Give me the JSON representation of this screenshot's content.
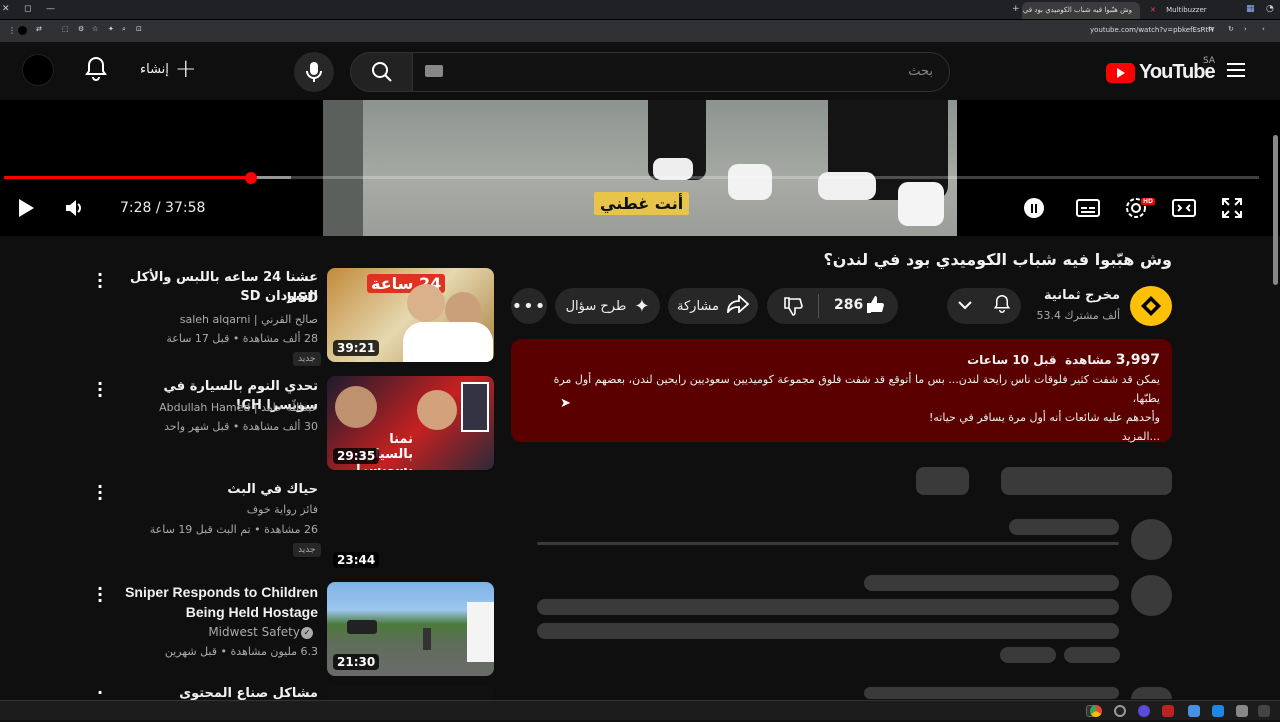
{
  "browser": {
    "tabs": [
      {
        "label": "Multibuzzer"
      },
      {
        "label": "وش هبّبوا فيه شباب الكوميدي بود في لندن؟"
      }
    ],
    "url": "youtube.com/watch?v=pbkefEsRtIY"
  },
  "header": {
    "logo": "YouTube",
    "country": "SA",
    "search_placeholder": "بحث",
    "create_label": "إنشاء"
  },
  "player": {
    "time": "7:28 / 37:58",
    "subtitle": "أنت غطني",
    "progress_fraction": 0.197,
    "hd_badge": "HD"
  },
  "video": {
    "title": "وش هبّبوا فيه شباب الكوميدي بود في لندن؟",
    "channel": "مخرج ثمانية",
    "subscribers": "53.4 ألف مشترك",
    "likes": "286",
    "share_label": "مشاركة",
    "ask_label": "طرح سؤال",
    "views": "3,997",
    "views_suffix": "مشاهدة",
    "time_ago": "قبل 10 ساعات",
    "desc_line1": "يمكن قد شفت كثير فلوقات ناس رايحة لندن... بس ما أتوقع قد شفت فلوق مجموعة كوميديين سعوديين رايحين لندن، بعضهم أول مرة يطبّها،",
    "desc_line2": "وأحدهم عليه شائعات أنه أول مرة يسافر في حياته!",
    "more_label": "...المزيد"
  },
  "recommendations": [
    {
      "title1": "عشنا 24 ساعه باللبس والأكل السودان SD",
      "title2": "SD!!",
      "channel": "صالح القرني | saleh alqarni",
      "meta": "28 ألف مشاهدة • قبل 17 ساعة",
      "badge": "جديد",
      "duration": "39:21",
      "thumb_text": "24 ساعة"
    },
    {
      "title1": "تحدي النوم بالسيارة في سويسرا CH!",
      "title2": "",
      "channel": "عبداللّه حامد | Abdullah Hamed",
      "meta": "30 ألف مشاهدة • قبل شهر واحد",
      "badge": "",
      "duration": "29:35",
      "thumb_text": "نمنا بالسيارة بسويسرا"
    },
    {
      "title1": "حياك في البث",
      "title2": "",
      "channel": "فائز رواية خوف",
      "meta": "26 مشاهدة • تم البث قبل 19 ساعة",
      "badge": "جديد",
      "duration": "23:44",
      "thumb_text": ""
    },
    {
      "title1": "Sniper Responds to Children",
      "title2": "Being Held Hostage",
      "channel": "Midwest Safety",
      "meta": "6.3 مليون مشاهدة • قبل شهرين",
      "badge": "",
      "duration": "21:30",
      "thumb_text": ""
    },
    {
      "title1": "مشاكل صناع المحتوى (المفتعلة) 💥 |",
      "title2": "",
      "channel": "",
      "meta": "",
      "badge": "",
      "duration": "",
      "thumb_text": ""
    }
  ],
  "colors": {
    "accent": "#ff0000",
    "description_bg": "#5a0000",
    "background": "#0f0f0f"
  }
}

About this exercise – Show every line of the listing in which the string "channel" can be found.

Task response –
    "channel": "مخرج ثمانية",
      "channel": "صالح القرني | saleh alqarni",
      "channel": "عبداللّه حامد | Abdullah Hamed",
      "channel": "فائز رواية خوف",
      "channel": "Midwest Safety",
      "channel": "",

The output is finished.